- Opening Delimiter -
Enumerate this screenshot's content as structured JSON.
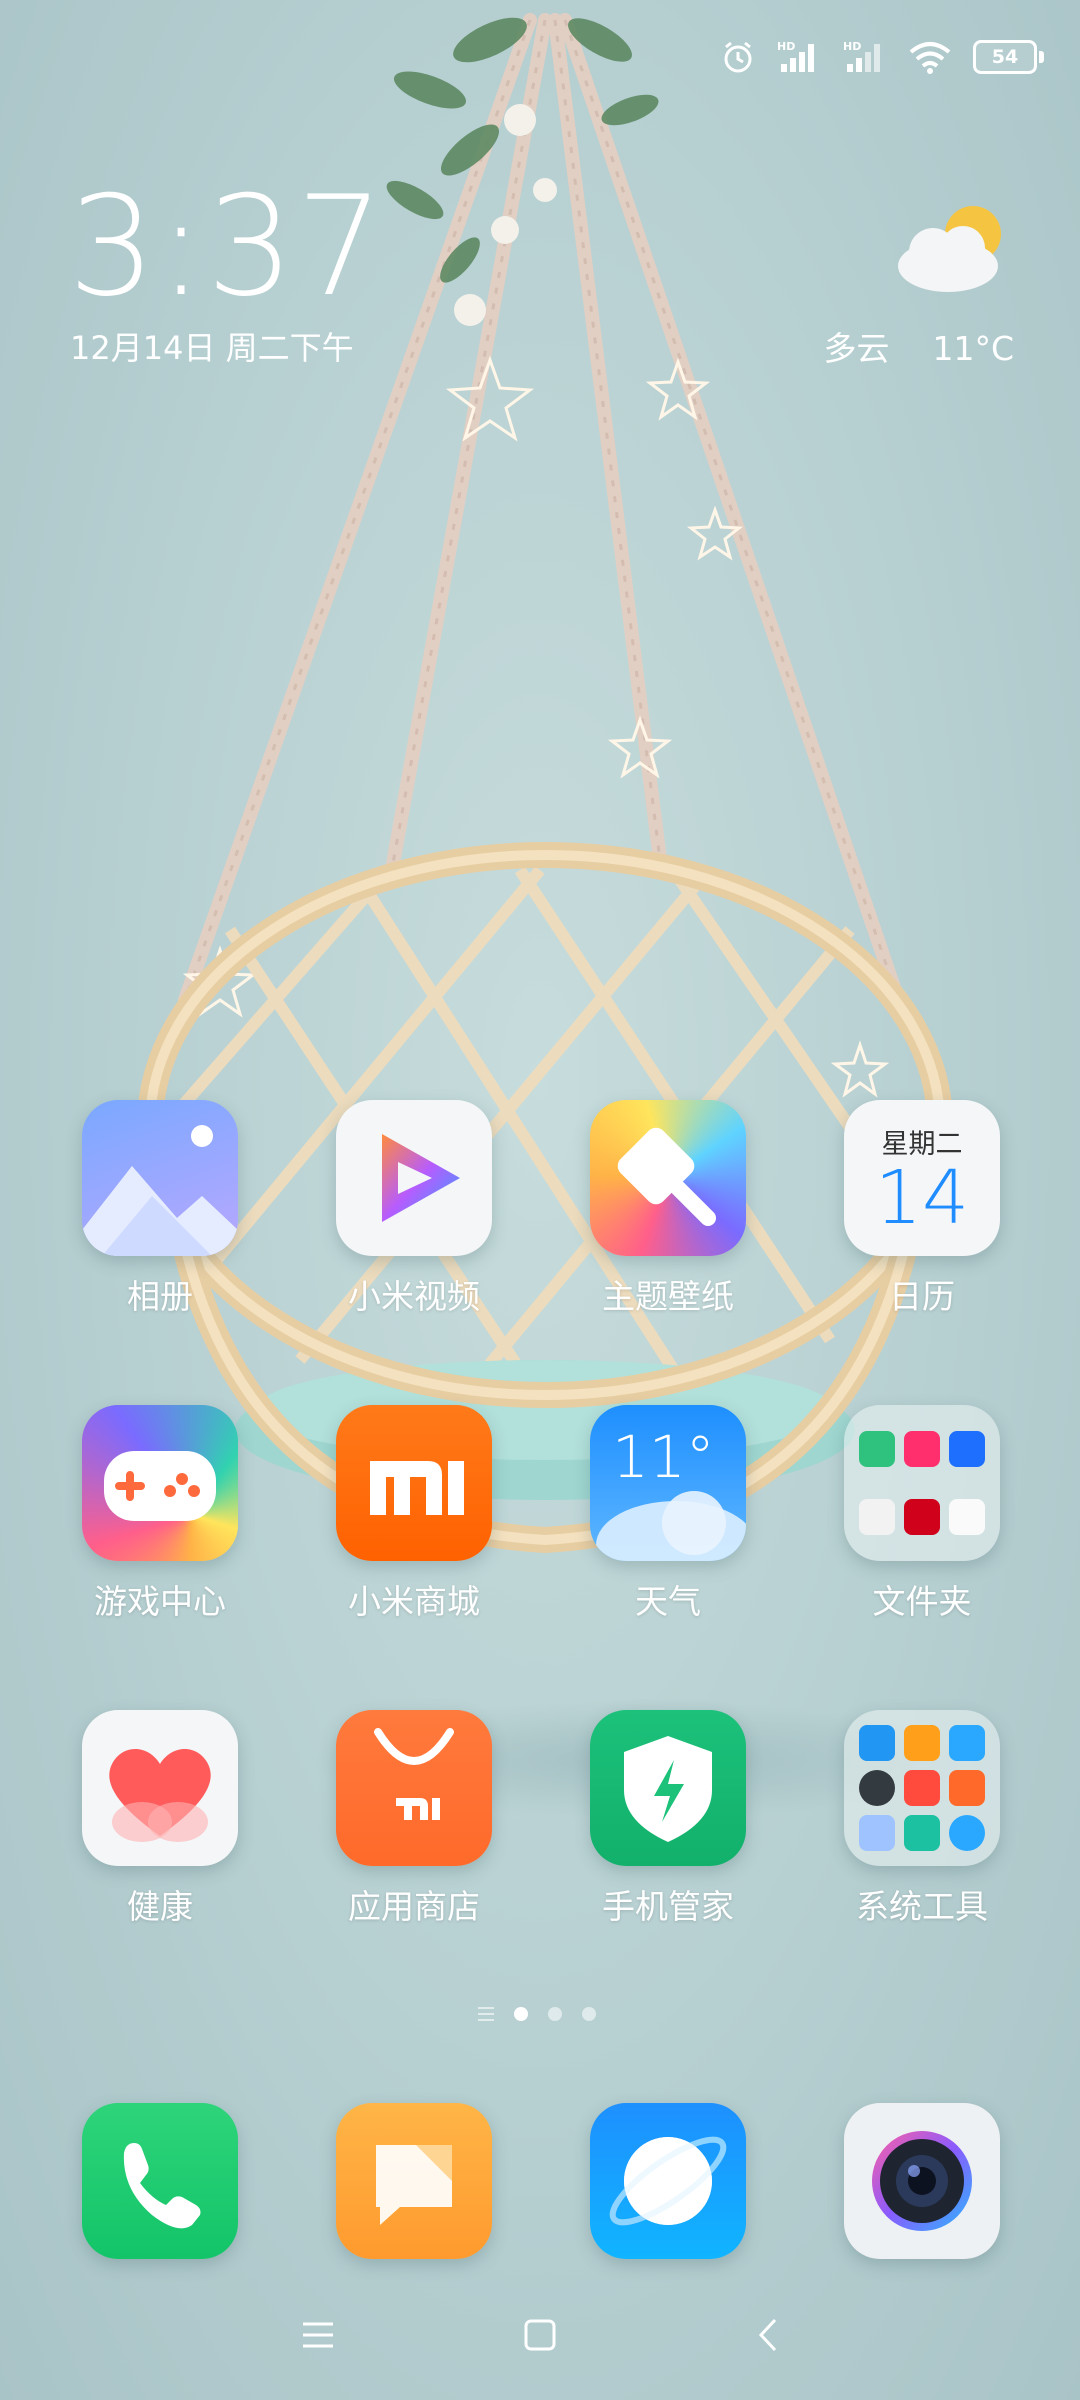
{
  "status_bar": {
    "icons": [
      "alarm-icon",
      "signal-hd-icon",
      "signal-hd-icon",
      "wifi-icon"
    ],
    "battery": "54"
  },
  "clock": {
    "time": "3:37",
    "date": "12月14日 周二下午"
  },
  "weather_widget": {
    "condition": "多云",
    "temperature": "11°C",
    "icon": "partly-cloudy-icon"
  },
  "calendar_icon": {
    "weekday": "星期二",
    "day": "14"
  },
  "weather_app_icon": {
    "temp": "11°"
  },
  "apps": [
    {
      "label": "相册",
      "icon": "gallery-icon"
    },
    {
      "label": "小米视频",
      "icon": "video-play-icon"
    },
    {
      "label": "主题壁纸",
      "icon": "theme-brush-icon"
    },
    {
      "label": "日历",
      "icon": "calendar-icon"
    },
    {
      "label": "游戏中心",
      "icon": "gamepad-icon"
    },
    {
      "label": "小米商城",
      "icon": "mi-logo-icon"
    },
    {
      "label": "天气",
      "icon": "weather-icon"
    },
    {
      "label": "文件夹",
      "icon": "folder-icon"
    },
    {
      "label": "健康",
      "icon": "heart-icon"
    },
    {
      "label": "应用商店",
      "icon": "app-store-bag-icon"
    },
    {
      "label": "手机管家",
      "icon": "security-shield-icon"
    },
    {
      "label": "系统工具",
      "icon": "tools-folder-icon"
    }
  ],
  "page_indicator": {
    "count": 3,
    "active_index": 0
  },
  "dock": [
    {
      "icon": "phone-icon"
    },
    {
      "icon": "messages-icon"
    },
    {
      "icon": "browser-icon"
    },
    {
      "icon": "camera-icon"
    }
  ],
  "navigation": [
    "menu-icon",
    "home-icon",
    "back-icon"
  ]
}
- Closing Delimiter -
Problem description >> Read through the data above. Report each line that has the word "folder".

Response below >>
      "icon": "folder-icon"
      "icon": "tools-folder-icon"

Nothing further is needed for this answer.